Giants rookies have played 2,907 snaps this season, according to ESPN. That’s nearly 500 more than the next-closest team (Jaguars with 2,418) through Week 8. The Giants ranked in the top 10 in rookie snap counts each of the previous two seasons, too.
So, are they listening?
“If you have a team that can get in the room and the leaders can stand up and be really, really honest and everybody can take criticisms, then they can be very constructive,” McFarland said.
“If you have a team that no one respects the leaders and it’s going to be a bunch of B.S., then players-only meetings can be a detriment.”
The Giants have lost five straight meetings and 10 of 13 against the Cowboys.
McFarland was with the Buccaneers when they were 0-21 in franchise history in games played outdoors with temperatures below 40 degrees. It was a streak that pre-dated his birth, let alone his career.
“That sounds good and that’s a great statistic, but you know what actually matters of those  games when the temperature was below 40 we lost? None of them,” McFarland said.
“It’s not as if the [Giants] players are going to step on the field and be like, ‘I don’t know if we can play tonight because we lost five in a row [to the Cowboys].’ Do coaches use that as a rallying cry, like, we haven’t beaten this team in forever? Sure. But they know just like we know that it really doesn’t matter.”
It is unclear if any of the Giants or Cowboys will be mic’d up on Monday Night Football.
Giants coach Pat Shurmur said he would prefer his players are not and quarterback Daniel Jones is on board. Cowboys coach Jason Garrett sounds more open to it – and tight end Jason Witten is a strong candidate considering he was part of ESPN’s Monday Night Football broadcast booth last season.
The Dolphins and Steelers both declined to participate last week, after Sam Darnold was embarrassed two weeks ago. The Jets quarterback was caught saying he was “seeing ghosts” in response to the Patriots’ aggressive blitz packages.
NFL Films is supposed to review sound clips and clear them for ESPN with an understanding that nothing damaging to a player’s reputation will be aired.

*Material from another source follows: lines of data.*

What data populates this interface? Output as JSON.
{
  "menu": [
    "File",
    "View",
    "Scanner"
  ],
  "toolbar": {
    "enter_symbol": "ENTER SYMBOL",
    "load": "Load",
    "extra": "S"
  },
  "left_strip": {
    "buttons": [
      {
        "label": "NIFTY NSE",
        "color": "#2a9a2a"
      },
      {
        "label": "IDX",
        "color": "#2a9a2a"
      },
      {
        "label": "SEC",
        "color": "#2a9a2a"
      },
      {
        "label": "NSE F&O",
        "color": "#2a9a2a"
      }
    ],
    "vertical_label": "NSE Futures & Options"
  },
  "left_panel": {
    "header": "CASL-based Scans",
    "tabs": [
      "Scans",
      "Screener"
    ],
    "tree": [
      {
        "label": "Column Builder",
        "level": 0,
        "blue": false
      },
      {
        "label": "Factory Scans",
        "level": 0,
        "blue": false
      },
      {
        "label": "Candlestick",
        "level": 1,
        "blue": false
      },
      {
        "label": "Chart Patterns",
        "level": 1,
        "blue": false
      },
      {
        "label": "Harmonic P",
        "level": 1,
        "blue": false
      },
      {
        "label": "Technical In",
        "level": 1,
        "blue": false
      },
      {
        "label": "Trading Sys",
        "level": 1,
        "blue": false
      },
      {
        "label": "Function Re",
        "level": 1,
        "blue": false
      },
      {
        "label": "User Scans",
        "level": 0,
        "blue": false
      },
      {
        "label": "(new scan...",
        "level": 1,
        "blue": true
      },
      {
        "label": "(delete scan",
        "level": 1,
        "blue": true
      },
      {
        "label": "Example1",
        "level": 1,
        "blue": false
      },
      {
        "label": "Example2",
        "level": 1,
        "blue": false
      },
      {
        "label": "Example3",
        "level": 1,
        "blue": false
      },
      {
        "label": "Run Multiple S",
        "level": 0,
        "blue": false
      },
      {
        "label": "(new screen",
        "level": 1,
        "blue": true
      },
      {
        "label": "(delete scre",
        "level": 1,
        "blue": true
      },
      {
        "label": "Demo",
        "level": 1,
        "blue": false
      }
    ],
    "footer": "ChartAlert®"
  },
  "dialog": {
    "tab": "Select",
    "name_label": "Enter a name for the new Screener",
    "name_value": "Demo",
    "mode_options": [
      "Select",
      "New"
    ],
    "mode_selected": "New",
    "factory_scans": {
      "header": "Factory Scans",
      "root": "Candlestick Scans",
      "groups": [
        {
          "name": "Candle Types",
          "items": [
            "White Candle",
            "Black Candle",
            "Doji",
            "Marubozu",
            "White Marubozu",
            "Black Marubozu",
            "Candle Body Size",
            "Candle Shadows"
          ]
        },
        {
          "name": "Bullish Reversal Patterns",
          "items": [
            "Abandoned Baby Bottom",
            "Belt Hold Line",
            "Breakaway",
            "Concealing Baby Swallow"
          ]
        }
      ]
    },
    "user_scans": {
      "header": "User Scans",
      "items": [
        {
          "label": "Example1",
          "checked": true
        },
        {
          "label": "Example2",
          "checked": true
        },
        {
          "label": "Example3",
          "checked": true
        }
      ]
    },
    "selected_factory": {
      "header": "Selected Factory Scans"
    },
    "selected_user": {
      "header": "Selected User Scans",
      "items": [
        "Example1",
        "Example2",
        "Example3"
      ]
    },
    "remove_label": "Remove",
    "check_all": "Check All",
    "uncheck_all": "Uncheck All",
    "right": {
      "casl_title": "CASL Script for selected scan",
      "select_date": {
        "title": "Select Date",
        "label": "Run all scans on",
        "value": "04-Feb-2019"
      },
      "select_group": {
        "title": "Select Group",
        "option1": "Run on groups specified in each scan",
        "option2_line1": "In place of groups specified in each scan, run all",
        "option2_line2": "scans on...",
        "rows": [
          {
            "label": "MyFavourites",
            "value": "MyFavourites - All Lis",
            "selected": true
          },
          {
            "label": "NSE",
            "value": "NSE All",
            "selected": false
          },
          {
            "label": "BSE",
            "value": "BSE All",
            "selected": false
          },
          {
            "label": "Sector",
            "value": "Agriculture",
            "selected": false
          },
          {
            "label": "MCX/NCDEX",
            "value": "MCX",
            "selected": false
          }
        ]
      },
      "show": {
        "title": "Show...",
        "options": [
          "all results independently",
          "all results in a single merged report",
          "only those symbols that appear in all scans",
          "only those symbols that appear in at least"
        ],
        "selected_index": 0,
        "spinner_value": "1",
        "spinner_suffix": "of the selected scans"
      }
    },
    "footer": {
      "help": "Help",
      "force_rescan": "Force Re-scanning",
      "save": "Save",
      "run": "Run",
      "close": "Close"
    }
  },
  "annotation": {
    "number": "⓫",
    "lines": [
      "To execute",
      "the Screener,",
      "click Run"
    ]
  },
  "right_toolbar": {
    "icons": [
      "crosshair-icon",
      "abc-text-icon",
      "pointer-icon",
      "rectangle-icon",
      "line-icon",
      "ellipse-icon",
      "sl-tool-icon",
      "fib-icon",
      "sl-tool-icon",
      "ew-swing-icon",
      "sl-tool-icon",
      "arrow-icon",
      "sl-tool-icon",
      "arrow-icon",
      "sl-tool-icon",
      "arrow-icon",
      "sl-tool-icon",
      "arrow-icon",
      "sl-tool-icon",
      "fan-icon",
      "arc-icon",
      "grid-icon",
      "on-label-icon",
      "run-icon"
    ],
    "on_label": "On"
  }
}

“I remember when I was a fan of the game kind of sitting at home … any time you can take the fans behind the scenes and give them information they can’t otherwise normally get, I think that’s pretty cool,” McFarland said. “I think it adds that element to the broadcast.”